## Work request
Print out the records precisely, keeping each line identical to its source.

## Dataset

= Beginning of Section =

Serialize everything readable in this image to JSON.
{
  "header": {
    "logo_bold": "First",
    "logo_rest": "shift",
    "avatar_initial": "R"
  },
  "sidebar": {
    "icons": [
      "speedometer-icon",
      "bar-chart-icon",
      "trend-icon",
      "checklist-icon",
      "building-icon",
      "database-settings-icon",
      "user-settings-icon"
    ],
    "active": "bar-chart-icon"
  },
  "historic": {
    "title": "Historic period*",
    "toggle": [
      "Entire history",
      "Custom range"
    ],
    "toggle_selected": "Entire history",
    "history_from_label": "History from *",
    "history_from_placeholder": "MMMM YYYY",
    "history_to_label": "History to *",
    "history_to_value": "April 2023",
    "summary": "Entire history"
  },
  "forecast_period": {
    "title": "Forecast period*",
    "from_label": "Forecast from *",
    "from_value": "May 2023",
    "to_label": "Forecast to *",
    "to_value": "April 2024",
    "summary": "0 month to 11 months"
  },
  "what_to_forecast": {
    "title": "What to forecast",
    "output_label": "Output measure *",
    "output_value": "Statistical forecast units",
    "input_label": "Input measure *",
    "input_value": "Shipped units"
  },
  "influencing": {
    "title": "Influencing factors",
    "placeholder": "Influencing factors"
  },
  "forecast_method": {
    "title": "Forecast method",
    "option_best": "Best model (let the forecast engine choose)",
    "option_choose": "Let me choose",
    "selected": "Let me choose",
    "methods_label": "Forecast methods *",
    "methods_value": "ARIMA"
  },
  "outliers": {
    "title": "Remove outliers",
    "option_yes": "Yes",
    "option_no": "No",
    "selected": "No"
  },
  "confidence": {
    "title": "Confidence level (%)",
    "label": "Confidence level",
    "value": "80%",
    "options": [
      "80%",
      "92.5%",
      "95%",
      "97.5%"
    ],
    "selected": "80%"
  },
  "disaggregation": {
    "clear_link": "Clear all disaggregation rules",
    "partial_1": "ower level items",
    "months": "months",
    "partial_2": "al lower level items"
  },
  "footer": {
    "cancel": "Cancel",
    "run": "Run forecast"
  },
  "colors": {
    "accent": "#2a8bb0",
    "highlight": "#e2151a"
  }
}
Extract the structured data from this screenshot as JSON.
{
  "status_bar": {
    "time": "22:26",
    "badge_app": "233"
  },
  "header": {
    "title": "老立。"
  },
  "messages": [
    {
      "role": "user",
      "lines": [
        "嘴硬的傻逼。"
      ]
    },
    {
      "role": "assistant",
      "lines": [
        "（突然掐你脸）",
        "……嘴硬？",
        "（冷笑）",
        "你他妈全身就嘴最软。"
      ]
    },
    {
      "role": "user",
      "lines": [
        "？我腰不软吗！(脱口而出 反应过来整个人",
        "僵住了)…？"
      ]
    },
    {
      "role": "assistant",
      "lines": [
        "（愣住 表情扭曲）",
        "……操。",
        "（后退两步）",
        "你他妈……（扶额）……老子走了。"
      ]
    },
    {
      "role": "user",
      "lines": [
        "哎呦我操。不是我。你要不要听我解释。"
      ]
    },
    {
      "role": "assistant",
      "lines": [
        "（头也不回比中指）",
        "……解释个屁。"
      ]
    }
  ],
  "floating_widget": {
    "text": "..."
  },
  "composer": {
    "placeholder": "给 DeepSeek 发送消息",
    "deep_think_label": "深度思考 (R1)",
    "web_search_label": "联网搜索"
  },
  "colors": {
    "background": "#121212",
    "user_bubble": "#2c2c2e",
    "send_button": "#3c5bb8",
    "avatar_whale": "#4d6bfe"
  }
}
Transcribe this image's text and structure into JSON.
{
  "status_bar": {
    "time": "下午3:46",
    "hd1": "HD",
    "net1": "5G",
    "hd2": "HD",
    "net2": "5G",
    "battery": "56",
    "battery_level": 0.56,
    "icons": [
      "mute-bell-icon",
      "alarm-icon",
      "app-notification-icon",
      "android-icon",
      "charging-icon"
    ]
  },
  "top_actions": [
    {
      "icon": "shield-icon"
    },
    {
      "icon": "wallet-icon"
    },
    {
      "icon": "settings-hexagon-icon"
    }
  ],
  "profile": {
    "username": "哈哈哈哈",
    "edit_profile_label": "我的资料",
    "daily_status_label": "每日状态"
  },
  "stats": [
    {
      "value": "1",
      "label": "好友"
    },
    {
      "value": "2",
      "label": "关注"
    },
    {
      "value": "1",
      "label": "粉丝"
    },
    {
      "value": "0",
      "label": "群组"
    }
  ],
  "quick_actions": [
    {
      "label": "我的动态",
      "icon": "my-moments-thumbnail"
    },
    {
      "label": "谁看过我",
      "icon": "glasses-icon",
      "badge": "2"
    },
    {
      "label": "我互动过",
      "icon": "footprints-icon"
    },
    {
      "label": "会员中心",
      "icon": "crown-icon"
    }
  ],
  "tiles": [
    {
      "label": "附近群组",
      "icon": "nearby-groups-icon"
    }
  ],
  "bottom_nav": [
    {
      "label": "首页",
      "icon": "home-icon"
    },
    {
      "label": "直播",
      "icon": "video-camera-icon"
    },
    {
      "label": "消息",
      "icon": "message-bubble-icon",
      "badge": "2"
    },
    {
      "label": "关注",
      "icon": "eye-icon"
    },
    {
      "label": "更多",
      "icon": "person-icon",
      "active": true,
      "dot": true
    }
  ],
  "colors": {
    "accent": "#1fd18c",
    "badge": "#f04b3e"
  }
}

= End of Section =

## Response to this task
Serialize everything readable in this image to JSON.
{
  "header": {
    "logo_bold": "First",
    "logo_rest": "shift",
    "avatar_initial": "R"
  },
  "sidebar": {
    "icons": [
      "speedometer-icon",
      "bar-chart-icon",
      "trend-icon",
      "checklist-icon",
      "building-icon",
      "database-settings-icon",
      "user-settings-icon"
    ],
    "active": "bar-chart-icon"
  },
  "historic": {
    "title": "Historic period*",
    "toggle": [
      "Entire history",
      "Custom range"
    ],
    "toggle_selected": "Entire history",
    "history_from_label": "History from *",
    "history_from_placeholder": "MMMM YYYY",
    "history_to_label": "History to *",
    "history_to_value": "April 2023",
    "summary": "Entire history"
  },
  "forecast_period": {
    "title": "Forecast period*",
    "from_label": "Forecast from *",
    "from_value": "May 2023",
    "to_label": "Forecast to *",
    "to_value": "April 2024",
    "summary": "0 month to 11 months"
  },
  "what_to_forecast": {
    "title": "What to forecast",
    "output_label": "Output measure *",
    "output_value": "Statistical forecast units",
    "input_label": "Input measure *",
    "input_value": "Shipped units"
  },
  "influencing": {
    "title": "Influencing factors",
    "placeholder": "Influencing factors"
  },
  "forecast_method": {
    "title": "Forecast method",
    "option_best": "Best model (let the forecast engine choose)",
    "option_choose": "Let me choose",
    "selected": "Let me choose",
    "methods_label": "Forecast methods *",
    "methods_value": "ARIMA"
  },
  "outliers": {
    "title": "Remove outliers",
    "option_yes": "Yes",
    "option_no": "No",
    "selected": "No"
  },
  "confidence": {
    "title": "Confidence level (%)",
    "label": "Confidence level",
    "value": "80%",
    "options": [
      "80%",
      "92.5%",
      "95%",
      "97.5%"
    ],
    "selected": "80%"
  },
  "disaggregation": {
    "clear_link": "Clear all disaggregation rules",
    "partial_1": "ower level items",
    "months": "months",
    "partial_2": "al lower level items"
  },
  "footer": {
    "cancel": "Cancel",
    "run": "Run forecast"
  },
  "colors": {
    "accent": "#2a8bb0",
    "highlight": "#e2151a"
  }
}
Extract the structured data from this screenshot as JSON.
{
  "status_bar": {
    "time": "22:26",
    "badge_app": "233"
  },
  "header": {
    "title": "老立。"
  },
  "messages": [
    {
      "role": "user",
      "lines": [
        "嘴硬的傻逼。"
      ]
    },
    {
      "role": "assistant",
      "lines": [
        "（突然掐你脸）",
        "……嘴硬？",
        "（冷笑）",
        "你他妈全身就嘴最软。"
      ]
    },
    {
      "role": "user",
      "lines": [
        "？我腰不软吗！(脱口而出 反应过来整个人",
        "僵住了)…？"
      ]
    },
    {
      "role": "assistant",
      "lines": [
        "（愣住 表情扭曲）",
        "……操。",
        "（后退两步）",
        "你他妈……（扶额）……老子走了。"
      ]
    },
    {
      "role": "user",
      "lines": [
        "哎呦我操。不是我。你要不要听我解释。"
      ]
    },
    {
      "role": "assistant",
      "lines": [
        "（头也不回比中指）",
        "……解释个屁。"
      ]
    }
  ],
  "floating_widget": {
    "text": "..."
  },
  "composer": {
    "placeholder": "给 DeepSeek 发送消息",
    "deep_think_label": "深度思考 (R1)",
    "web_search_label": "联网搜索"
  },
  "colors": {
    "background": "#121212",
    "user_bubble": "#2c2c2e",
    "send_button": "#3c5bb8",
    "avatar_whale": "#4d6bfe"
  }
}
Transcribe this image's text and structure into JSON.
{
  "status_bar": {
    "time": "下午3:46",
    "hd1": "HD",
    "net1": "5G",
    "hd2": "HD",
    "net2": "5G",
    "battery": "56",
    "battery_level": 0.56,
    "icons": [
      "mute-bell-icon",
      "alarm-icon",
      "app-notification-icon",
      "android-icon",
      "charging-icon"
    ]
  },
  "top_actions": [
    {
      "icon": "shield-icon"
    },
    {
      "icon": "wallet-icon"
    },
    {
      "icon": "settings-hexagon-icon"
    }
  ],
  "profile": {
    "username": "哈哈哈哈",
    "edit_profile_label": "我的资料",
    "daily_status_label": "每日状态"
  },
  "stats": [
    {
      "value": "1",
      "label": "好友"
    },
    {
      "value": "2",
      "label": "关注"
    },
    {
      "value": "1",
      "label": "粉丝"
    },
    {
      "value": "0",
      "label": "群组"
    }
  ],
  "quick_actions": [
    {
      "label": "我的动态",
      "icon": "my-moments-thumbnail"
    },
    {
      "label": "谁看过我",
      "icon": "glasses-icon",
      "badge": "2"
    },
    {
      "label": "我互动过",
      "icon": "footprints-icon"
    },
    {
      "label": "会员中心",
      "icon": "crown-icon"
    }
  ],
  "tiles": [
    {
      "label": "附近群组",
      "icon": "nearby-groups-icon"
    }
  ],
  "bottom_nav": [
    {
      "label": "首页",
      "icon": "home-icon"
    },
    {
      "label": "直播",
      "icon": "video-camera-icon"
    },
    {
      "label": "消息",
      "icon": "message-bubble-icon",
      "badge": "2"
    },
    {
      "label": "关注",
      "icon": "eye-icon"
    },
    {
      "label": "更多",
      "icon": "person-icon",
      "active": true,
      "dot": true
    }
  ],
  "colors": {
    "accent": "#1fd18c",
    "badge": "#f04b3e"
  }
}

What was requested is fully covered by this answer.